Remember, the notionally “Swiss neutrality” of the PESGB is not an option: this is a political stance in itself. As Machiavelli warned although most of us desire a personal liberty that is unencumbered by others, this cannot be achieved unless we actually participate in civic matters: only by participating and challenging can our liberties be guaranteed.

PESGB should not remain a peripheral voice and needs to engage critically with the undermining of our current schooling/educational system by all the main parties. We should fight for an inclusive and critical concept of education, one that seeks to challenge received wisdom. Lest we forget, Rhodes Boyson was once considered a fringe thinker, but just see how he and his colleagues’ ideas have shaped school education today: league tables, testing of primary school pupils and ‘accountability’ via constant monitoring. If you would like a more active PESGB, then please vote for me.

 

Nominated for elected member of the Executive Committee: Sharon Smith

Sharon SmithSix years ago, when I returned to study and started an Education Studies degree, I would never have been able to imagine what 2020 might look like. Not only could I have not predicted the global pandemic, but it never crossed my mind that that I would be both a 2nd year PhD research student, and that I would have been nominated for PESGB’s Executive Committee. During the last six years, I have been welcomed into a community of committed and passionate philosophers and scholars, who have helped me find ways of exploring the inclusion of disabled children within education, a topic that is very close to my own heart.

Although I still feel I am very much at the beginning of my own personal journey, I have already gained so much from being a part of PESGB – for instance from my attendance at summer schools and annual conferences, which provided the opportunity to meet other students and academics working in the field. These events have been a valuable addition to my university experience, exposing me to a wide range of philosophical perspectives and different interpretations of theory and practice. My own research will be significantly better for having been involved in the PESGB community and all that it affords.
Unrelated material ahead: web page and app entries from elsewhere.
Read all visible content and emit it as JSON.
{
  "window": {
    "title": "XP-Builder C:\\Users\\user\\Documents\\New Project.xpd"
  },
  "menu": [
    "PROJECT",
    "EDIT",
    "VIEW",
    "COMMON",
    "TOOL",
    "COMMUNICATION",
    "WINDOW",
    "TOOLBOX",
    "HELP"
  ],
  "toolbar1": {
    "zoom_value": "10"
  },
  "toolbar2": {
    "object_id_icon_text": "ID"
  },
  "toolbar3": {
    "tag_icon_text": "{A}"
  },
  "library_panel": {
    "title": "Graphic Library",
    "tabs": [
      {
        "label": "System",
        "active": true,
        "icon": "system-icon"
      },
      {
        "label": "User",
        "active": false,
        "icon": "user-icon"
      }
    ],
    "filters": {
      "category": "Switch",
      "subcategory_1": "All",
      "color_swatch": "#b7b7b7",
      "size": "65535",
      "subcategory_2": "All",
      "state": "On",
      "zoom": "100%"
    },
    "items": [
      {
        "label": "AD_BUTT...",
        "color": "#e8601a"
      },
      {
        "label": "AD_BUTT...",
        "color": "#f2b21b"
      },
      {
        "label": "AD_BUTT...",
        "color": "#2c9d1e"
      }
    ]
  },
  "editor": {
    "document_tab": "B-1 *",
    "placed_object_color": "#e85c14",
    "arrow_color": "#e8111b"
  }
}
I have always believed that if I am able to take advantage of opportunities from being part of a group or organisation, then I should also be willing to give something back. During the last year, I have volunteered as part of the PESGB social media team, updating facebook and twitter on a daily basis. Additionally, this summer, together with a fellow philosophy of education PGR student, I organised the inaugural PESGB South-Coast branch PGR conference. Our vision was to create an inclusive and welcoming space for PGR students to share their current thinking, encouraging dialogue and networking in what can be quite a lonely time (especially during a global pandemic!). We were delighted to attract PGR students from across the world, whose attendance has enabled them to further share their work via PEGSB or build links with other researchers with similar interests. It felt such an important event to organise, and I personally found it to be an incredibly valuable and enjoyable experience too.

I feel honoured to have received this nomination for PESGB’s Executive Committee, a role which I feel would allow me to make an even greater contribution to the organisation and to the field. I can bring (gulp!) over 25 years’ marketing and communications experience, and 15 years’ of voluntary sector experience. However, I think more importantly, I would bring my recent experience as a philosophy of education student, together with my ongoing commitment to inclusion and a passion for creating spaces for those of us who are new to the field to find ways to share our work and to build a network in which we can learn together – with and from each other. Thank you to my nominators. Your support is very much appreciated.